[Start of section]

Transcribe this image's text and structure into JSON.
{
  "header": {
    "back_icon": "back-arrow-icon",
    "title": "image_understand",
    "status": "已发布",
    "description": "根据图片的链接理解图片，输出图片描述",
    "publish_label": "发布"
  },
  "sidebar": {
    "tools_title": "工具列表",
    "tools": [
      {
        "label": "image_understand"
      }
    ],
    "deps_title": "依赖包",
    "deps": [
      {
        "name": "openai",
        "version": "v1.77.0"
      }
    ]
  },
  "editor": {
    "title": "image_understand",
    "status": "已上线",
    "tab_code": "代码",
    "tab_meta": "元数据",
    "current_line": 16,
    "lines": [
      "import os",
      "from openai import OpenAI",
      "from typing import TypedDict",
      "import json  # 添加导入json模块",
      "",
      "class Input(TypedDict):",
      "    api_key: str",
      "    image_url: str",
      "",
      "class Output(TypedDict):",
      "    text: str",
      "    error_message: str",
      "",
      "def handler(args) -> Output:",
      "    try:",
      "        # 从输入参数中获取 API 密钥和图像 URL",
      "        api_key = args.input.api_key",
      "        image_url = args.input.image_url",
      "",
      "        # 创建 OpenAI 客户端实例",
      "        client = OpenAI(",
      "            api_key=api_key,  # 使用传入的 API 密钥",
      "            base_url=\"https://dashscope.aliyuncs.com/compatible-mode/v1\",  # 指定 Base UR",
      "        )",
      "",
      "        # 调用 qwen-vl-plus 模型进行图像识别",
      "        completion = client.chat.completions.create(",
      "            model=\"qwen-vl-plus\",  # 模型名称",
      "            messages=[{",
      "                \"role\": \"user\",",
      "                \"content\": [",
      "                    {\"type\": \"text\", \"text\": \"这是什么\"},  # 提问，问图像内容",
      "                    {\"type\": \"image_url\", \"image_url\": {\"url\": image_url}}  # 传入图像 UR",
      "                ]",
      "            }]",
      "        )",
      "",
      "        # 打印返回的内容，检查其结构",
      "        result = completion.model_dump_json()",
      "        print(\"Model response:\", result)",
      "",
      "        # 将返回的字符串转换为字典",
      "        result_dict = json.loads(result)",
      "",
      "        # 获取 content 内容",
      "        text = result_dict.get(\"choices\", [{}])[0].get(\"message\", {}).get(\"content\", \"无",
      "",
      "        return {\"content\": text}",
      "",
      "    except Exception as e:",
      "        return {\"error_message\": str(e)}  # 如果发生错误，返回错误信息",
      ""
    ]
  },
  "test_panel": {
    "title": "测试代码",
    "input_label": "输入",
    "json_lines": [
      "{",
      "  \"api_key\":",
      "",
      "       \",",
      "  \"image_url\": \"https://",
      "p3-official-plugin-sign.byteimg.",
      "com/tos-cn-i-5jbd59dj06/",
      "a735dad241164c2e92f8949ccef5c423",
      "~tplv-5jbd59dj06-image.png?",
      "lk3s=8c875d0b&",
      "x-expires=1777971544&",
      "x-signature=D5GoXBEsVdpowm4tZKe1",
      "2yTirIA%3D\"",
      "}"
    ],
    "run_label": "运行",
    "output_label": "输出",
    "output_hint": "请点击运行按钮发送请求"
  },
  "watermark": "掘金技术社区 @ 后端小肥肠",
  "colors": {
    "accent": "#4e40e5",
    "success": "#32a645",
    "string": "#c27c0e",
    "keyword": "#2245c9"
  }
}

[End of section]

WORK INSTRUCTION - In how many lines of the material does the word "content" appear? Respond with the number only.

RESULT BELOW - 4